Hewlett-Packard will soon be adding 64-bit and 32-bit ARM server modules to its Project Moonshot line of low-power systems.
The company is reportedly running three types of ARM-powered servers in its labs now, including ones based on Applied Micro's 64-bit X-Gene chips as well as 32-bit ARM chips from Texas Instruments and Calxeda. HP is expected to begin selling the new ARM-based Moonshot servers in 2014.
The new ARM Moonshot systems will join HP's existing Moonshot servers that are powered by Intel's Atom systems-on-a-chip (SoCs), which the company launched earlier this year.

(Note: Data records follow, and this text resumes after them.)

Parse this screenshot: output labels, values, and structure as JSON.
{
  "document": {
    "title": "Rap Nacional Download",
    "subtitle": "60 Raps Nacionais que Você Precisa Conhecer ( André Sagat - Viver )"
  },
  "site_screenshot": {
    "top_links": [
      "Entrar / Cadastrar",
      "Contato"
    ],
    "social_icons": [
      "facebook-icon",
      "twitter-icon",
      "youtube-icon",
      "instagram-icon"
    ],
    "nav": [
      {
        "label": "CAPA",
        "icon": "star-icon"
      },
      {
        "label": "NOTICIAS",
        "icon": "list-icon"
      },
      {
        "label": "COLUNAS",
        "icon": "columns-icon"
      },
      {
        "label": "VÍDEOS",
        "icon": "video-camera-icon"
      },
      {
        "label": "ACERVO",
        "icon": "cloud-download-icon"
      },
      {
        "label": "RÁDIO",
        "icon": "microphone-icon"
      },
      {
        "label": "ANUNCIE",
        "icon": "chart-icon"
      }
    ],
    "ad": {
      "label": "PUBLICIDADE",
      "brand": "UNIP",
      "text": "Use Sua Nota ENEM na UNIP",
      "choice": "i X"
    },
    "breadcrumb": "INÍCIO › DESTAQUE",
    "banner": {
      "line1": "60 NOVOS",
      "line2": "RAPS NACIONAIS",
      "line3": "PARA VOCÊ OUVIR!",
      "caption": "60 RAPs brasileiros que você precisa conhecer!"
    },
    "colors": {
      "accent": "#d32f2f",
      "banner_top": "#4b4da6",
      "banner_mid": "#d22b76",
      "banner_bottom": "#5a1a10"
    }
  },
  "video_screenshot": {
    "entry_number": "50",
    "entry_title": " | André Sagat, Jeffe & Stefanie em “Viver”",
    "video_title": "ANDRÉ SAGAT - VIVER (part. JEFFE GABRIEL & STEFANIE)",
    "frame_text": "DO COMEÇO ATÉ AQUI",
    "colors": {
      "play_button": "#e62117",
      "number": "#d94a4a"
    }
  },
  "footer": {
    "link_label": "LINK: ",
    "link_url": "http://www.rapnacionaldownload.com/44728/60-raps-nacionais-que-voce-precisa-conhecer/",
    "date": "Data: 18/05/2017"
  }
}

With the demand for energy efficiency fueling growth in microservers, ARM and its partners see significant opportunities to expand the reach of the ARM architecture into the data center, especially in hyperscale data center environments, where power efficiency is paramount due to the huge numbers of servers needed to process massive amounts of small transactions.

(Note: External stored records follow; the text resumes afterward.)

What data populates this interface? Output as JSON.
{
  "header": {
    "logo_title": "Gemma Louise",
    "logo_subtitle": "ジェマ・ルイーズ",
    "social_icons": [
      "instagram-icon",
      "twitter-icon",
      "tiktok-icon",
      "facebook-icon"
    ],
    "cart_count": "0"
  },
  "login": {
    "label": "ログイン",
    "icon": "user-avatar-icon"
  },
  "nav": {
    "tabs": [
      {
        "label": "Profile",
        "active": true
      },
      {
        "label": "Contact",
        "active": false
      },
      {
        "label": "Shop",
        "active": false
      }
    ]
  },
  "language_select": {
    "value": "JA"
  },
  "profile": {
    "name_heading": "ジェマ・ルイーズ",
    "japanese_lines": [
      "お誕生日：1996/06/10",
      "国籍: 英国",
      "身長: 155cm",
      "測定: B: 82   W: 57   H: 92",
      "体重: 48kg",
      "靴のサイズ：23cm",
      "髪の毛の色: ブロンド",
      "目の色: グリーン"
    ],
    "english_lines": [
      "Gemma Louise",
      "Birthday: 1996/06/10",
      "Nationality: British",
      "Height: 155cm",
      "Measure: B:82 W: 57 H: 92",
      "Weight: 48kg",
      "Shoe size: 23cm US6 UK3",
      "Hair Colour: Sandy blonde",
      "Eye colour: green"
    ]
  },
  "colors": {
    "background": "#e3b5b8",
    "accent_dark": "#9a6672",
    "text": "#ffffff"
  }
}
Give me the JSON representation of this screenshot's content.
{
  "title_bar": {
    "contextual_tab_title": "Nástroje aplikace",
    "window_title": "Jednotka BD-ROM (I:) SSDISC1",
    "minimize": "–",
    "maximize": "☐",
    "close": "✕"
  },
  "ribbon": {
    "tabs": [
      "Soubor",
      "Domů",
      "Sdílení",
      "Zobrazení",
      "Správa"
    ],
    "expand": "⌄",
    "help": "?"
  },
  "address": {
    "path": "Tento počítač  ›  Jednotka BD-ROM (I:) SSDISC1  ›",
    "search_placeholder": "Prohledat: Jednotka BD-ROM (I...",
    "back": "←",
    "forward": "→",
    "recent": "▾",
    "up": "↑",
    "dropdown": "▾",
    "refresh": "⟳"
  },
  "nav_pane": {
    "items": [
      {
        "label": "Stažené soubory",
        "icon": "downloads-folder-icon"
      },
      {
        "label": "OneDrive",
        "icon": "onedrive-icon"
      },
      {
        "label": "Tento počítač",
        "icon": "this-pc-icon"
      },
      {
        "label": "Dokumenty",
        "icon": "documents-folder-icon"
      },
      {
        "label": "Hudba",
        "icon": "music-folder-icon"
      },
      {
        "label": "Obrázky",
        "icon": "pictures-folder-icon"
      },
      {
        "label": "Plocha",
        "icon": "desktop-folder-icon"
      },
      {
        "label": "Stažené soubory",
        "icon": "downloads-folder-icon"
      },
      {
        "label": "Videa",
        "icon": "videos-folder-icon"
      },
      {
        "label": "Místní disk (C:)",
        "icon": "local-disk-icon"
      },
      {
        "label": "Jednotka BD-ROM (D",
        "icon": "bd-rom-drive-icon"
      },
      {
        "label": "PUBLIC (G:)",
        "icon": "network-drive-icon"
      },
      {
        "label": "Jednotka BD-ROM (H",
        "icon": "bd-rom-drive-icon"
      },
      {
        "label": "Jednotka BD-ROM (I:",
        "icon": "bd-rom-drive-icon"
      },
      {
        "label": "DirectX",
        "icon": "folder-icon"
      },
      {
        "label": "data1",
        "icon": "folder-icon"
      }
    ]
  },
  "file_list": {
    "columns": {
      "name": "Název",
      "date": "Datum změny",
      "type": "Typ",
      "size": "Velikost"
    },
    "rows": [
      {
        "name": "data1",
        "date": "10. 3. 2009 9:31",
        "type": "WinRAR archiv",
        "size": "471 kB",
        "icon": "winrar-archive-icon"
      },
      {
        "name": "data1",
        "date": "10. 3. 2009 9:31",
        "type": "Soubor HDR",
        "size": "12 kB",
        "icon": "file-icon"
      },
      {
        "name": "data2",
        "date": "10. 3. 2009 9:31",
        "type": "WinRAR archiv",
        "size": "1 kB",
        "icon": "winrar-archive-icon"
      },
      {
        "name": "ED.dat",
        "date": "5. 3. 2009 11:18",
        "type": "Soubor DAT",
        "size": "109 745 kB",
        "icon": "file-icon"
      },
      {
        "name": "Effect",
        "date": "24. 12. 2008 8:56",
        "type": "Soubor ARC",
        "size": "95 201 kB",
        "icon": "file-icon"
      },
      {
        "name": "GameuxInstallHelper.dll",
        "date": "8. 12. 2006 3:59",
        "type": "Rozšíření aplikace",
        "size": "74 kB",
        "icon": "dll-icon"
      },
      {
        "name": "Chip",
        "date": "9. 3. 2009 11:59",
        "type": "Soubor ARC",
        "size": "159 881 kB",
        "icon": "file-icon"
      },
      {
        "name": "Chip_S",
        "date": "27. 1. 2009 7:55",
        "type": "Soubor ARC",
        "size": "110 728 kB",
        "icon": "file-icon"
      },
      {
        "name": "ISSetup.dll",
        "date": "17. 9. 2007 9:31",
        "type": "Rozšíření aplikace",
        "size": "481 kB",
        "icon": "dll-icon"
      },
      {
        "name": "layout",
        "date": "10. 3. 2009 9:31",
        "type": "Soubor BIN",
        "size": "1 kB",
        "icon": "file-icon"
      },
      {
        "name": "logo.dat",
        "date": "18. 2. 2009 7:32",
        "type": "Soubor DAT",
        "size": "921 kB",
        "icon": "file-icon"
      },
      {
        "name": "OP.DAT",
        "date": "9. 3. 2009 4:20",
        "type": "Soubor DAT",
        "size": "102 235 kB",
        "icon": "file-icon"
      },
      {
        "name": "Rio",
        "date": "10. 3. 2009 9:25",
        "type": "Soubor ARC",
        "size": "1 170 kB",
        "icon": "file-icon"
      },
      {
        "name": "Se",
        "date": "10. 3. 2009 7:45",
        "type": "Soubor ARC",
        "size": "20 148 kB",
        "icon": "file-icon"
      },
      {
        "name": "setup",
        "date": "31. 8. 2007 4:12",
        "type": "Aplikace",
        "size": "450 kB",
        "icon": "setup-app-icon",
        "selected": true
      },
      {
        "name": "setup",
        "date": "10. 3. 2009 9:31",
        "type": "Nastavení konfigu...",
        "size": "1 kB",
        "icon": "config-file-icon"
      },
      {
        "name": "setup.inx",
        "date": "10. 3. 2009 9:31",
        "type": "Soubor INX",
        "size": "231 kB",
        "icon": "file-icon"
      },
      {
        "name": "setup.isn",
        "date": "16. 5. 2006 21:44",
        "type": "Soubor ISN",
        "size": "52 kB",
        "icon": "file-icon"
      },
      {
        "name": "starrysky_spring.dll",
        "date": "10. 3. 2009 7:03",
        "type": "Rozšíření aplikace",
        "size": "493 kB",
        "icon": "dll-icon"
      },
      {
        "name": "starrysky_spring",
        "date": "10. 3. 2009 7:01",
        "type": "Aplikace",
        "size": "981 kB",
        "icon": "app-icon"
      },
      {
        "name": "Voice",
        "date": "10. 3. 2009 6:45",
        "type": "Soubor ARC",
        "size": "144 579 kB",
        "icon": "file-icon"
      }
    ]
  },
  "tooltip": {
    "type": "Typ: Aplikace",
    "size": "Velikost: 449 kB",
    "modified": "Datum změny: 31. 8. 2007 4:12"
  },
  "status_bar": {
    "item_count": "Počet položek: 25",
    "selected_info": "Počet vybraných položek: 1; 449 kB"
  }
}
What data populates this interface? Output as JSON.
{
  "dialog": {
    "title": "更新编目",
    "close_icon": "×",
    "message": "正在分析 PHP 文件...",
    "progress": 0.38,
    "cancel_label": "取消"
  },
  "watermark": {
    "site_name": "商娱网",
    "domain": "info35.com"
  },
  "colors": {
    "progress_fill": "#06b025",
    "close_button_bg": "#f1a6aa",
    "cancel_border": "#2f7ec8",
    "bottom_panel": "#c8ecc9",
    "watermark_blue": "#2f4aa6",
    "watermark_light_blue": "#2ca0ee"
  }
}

System makers also see the advantage of leveraging the architecture. Not only is HP pursuing ARM chips for its Moonshot systems, but Dell at the TechCon show is demonstrating its low-power "Copper" microserver, which also runs on Applied Micro's X-Gene chip.